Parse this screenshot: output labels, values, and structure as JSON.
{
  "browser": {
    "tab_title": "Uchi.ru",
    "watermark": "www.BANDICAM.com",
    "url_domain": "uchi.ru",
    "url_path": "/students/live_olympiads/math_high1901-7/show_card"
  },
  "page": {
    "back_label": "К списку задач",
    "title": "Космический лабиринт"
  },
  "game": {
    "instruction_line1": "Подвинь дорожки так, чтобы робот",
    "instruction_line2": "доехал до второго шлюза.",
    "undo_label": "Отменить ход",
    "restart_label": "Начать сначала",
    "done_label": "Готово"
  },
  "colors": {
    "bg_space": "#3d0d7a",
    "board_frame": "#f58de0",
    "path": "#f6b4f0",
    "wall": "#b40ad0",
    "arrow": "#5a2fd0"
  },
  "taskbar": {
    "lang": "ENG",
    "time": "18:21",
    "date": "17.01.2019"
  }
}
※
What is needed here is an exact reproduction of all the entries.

Parse this screenshot: output labels, values, and structure as JSON.
{
  "browser": {
    "tab_title": "Uchi.ru",
    "watermark": "www.BANDICAM.com",
    "url_domain": "uchi.ru",
    "url_path": "/students/live_olympiads/math_high1901-7/show_card"
  },
  "page": {
    "back_label": "К списку задач",
    "title": "Космический лабиринт"
  },
  "game": {
    "instruction_line1": "Подвинь дорожки так, чтобы робот",
    "instruction_line2": "доехал до второго шлюза.",
    "undo_label": "Отменить ход",
    "restart_label": "Начать сначала",
    "done_label": "Готово"
  },
  "colors": {
    "bg_space": "#3d0d7a",
    "board_frame": "#f58de0",
    "path": "#f6b4f0",
    "wall": "#b40ad0",
    "arrow": "#5a2fd0"
  },
  "taskbar": {
    "lang": "ENG",
    "time": "18:21",
    "date": "17.01.2019"
  }
}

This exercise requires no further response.